I’ve done a serious load of tedious proofreading tasks in my time. Of particular agony were a collection of 1000+ page Word documents that contained a series of nested tables. There were at least 90 different styles listed in the style panel, none of which applied to more than five instances of text. But even updating styles wouldn’t have made my job faster since Word crashed every time a style update was about to be considered. Those styles that had been set to auto-update were a trigger for a 30 minute MS Office fit and unwanted tea break. Not terribly fun.
There is a peculiar tension when an impatient person is fastidious about details. As keen as I was to move onto more exciting work, I just could not walk away from bullet lists that varied in indentation from page to page. At some point (read: five minutes into) in the completion of this task I started thinking ‘there must be an easier way!’. There was, and there is for you too.
Macros. Not just an odd message that appears at the top of MS Office products from time to time, macros can be your best friend (if you don't get out much). After watching a YouTube video explaining how these babies could be used to streamline tedious editing tasks, I was hooked. My first macro was ‘removedoublespaces’. It did what it said on the box: went through the documents searching for double spaces after full stops and replaced them with single spaces. All with two key strokes. Hallelujah!
Yes, this could be achieved by running a Find and Replace, but once the macro was created it was sitting there ready to run in every document I opened. With a handy keyboard shortcut!
I soon moved on to more ambitious macros, but the best ones remained the simple ones. Like the one that searched for ‘pubic’ and replaced it with ‘public’ so that the heading Pubic Sector Trainers could never happen again. Very popular in my government services focused office job at the time.
One word of warning, as with the old Find and Replace, sometimes what is an error 99% of the time can actually be correct for that 1% you don't notice. For example, running through a document changing all Americanisms to Australianisms is all well and good, except when the direct quote from an American journal gets caught up in the excitement.

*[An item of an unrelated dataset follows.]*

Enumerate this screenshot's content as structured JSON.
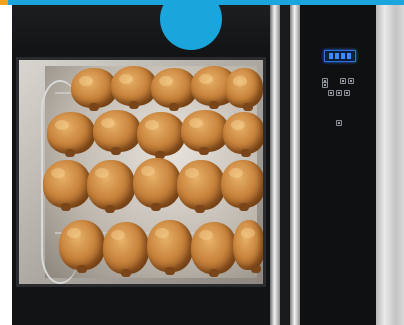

Also, beware of Word’s tendency to collapse when too many styles and tables are combined. If you are starting with a document that looks like Mickey Rourke circa 2010, remember that at a certain point, more surgery can’t help.